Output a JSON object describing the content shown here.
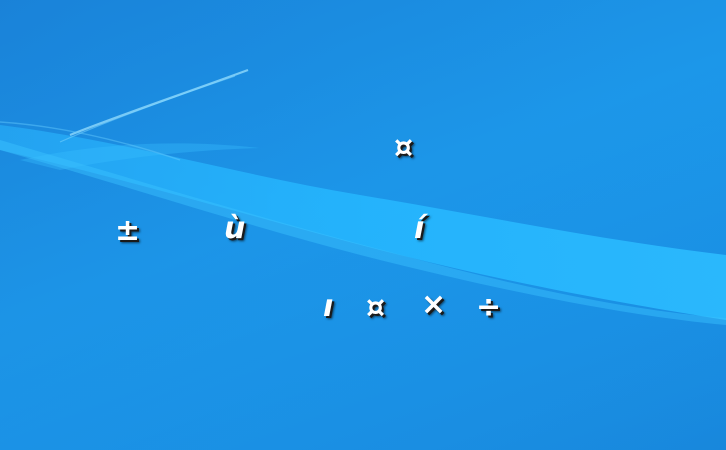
{
  "desktop": {
    "colors": {
      "background_dark": "#1887dc",
      "background_light": "#1c98ea",
      "wave": "#22b4ff",
      "glyph_text": "#ffffff",
      "glyph_shadow": "#1a1a1a"
    },
    "icons": [
      {
        "id": "g1",
        "label": "±"
      },
      {
        "id": "g2",
        "label": "ù"
      },
      {
        "id": "g3",
        "label": "¤"
      },
      {
        "id": "g4",
        "label": "í"
      },
      {
        "id": "g5",
        "label": "ı"
      },
      {
        "id": "g6",
        "label": "¤"
      },
      {
        "id": "g7",
        "label": "×"
      },
      {
        "id": "g8",
        "label": "÷"
      }
    ]
  }
}
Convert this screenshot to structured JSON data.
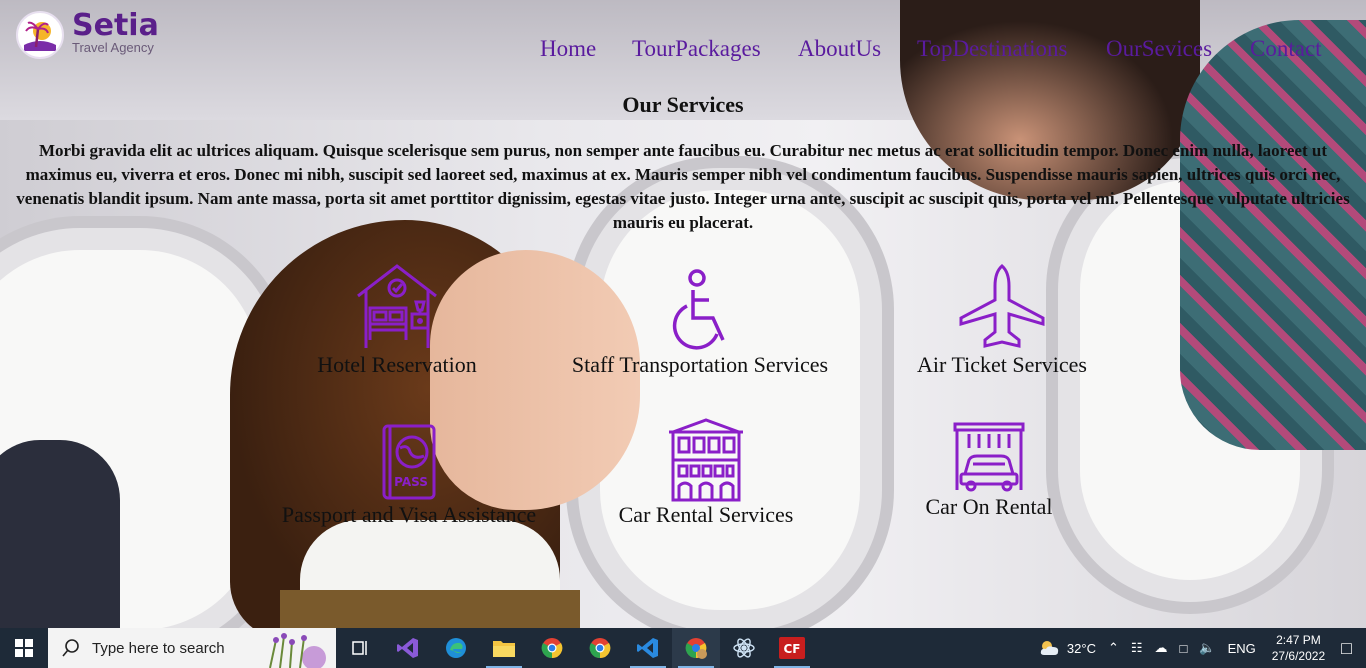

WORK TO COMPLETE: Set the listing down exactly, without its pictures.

ANSWER TO THE PROBLEM:
Output a JSON object describing the content shown here.
{
  "desktop": {
    "colors": {
      "background_dark": "#1887dc",
      "background_light": "#1c98ea",
      "wave": "#22b4ff",
      "glyph_text": "#ffffff",
      "glyph_shadow": "#1a1a1a"
    },
    "icons": [
      {
        "id": "g1",
        "label": "±"
      },
      {
        "id": "g2",
        "label": "ù"
      },
      {
        "id": "g3",
        "label": "¤"
      },
      {
        "id": "g4",
        "label": "í"
      },
      {
        "id": "g5",
        "label": "ı"
      },
      {
        "id": "g6",
        "label": "¤"
      },
      {
        "id": "g7",
        "label": "×"
      },
      {
        "id": "g8",
        "label": "÷"
      }
    ]
  }
}
Convert this screenshot to structured JSON data.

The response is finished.